An Interview With John Sanford
The Jungian definition of the shadow was put well by Edward C. Whitmont, a New York analyst, who said that the shadow is “everything that has been rejected during the development of the personality because it did not fit into the ego ideal.” If you were raised a Christian with the ego ideal of being loving, morally upright, kind, and generous, then you’d have to repress any qualities you found in yourself that were antithetical to the ideal: anger, selfishness, crazy sexual fantasies, and so on. All these qualities that you split off would become the secondary personality called the shadow. And if that secondary personality became sufficiently isolated, you would become what’s known as a multiple personality.
Schools were designed by Horace Mann and Barnas Sears and W.R. Harper of the University of Chicago and Edward Thorndike of Columbia Teachers College and others to be instruments for the scientific management of a mass population. Schools are intended to produce, through the application of formulas, formulaic human beings whose behavior can be predicted and controlled.
At first John had gone with one of the search parties, walking across the open fields dense with dried stalks. The men marched in a great straggled line, an arm’s length separating them, setting each foot deliberately. It was still dark and it was usual to delay the search until first light, but the autumn had turned winter suddenly. They were afraid: she was such a frail child.

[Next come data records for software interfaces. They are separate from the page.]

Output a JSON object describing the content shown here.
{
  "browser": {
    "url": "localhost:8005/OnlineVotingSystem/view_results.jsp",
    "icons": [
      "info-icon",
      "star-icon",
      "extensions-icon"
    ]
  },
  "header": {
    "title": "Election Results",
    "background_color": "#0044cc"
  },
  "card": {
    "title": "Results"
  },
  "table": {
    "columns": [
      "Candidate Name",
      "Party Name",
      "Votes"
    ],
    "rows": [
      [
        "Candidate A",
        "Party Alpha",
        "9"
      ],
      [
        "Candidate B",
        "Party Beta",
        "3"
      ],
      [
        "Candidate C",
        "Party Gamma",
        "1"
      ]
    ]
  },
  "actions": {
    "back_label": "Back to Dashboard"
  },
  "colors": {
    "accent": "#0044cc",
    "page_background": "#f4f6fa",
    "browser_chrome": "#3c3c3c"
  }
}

Kevin Murray, retired, one-time police chief of a small midwestern city, turned on his electric typewriter and began his third letter of the day. “Dear Abbie Hoffman, It says in the newspapers you killed yourself because you weren’t getting enough attention. Makes sense. More sense than most of what you said. . . .”